The one everybody's waiting for: Ferrari 335S heading for Paris and hoping to set the 2016 auction record. Will it? Won't it? We'll tell you first.

The merry-go-round continues to turn, perhaps at a slower pace and to a different tune, but it will still allow canny, well-informed collectors to climb aboard (or dismount) in a way that best suits them. We have an interesting year ahead of us - let K500 be your guide.

Steve Wakefield is the Managing Editor of K500.com. K500 recently published a definitive analysis of over $1 billion traded at top-tier car auctions last year, '2015: 12 Months in Hard Numbers, the K500 End-of-year Report'.
www.k500.com will be reporting live from Scottsdale and Paris to update members on the market and its backstory in real time. For details on K500 membership, visit https://k500.com/subscribe.
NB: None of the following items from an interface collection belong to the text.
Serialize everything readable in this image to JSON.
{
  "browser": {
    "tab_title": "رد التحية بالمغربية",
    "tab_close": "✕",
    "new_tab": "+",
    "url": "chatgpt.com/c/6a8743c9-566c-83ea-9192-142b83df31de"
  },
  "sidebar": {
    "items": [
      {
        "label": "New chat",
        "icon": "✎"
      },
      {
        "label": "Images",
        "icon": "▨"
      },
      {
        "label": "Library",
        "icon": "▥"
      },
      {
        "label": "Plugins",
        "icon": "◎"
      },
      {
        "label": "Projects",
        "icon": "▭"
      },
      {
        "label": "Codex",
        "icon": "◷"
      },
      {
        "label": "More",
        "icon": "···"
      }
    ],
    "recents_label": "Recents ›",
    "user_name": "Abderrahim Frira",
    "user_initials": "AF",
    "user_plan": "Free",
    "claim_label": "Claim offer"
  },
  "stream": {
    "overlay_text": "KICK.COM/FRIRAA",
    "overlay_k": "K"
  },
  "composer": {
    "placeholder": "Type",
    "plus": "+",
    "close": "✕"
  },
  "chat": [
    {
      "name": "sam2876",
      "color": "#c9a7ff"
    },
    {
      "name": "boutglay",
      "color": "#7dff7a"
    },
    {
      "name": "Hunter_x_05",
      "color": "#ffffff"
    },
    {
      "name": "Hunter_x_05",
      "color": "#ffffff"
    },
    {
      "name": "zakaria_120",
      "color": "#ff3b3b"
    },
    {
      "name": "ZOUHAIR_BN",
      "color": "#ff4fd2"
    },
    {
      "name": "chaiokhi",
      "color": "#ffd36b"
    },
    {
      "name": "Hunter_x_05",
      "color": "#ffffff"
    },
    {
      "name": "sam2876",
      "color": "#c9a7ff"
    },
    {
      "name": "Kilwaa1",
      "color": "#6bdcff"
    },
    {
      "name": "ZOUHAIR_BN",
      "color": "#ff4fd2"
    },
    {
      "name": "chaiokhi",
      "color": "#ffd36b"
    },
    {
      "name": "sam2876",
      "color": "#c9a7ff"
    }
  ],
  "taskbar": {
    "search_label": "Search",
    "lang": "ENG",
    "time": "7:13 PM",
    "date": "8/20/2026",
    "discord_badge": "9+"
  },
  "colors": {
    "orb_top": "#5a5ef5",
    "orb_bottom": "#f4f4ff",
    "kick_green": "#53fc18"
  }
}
Fresh to market, great provenance (Jerry Seinfeld's collection) and widely useable: Porsche trio coming up in March at Amelia Island should do well. This is what the market wants
Red Hot Rivals: The Ferrari's still worth more, but look which one has appeciated twice as fast over the past decade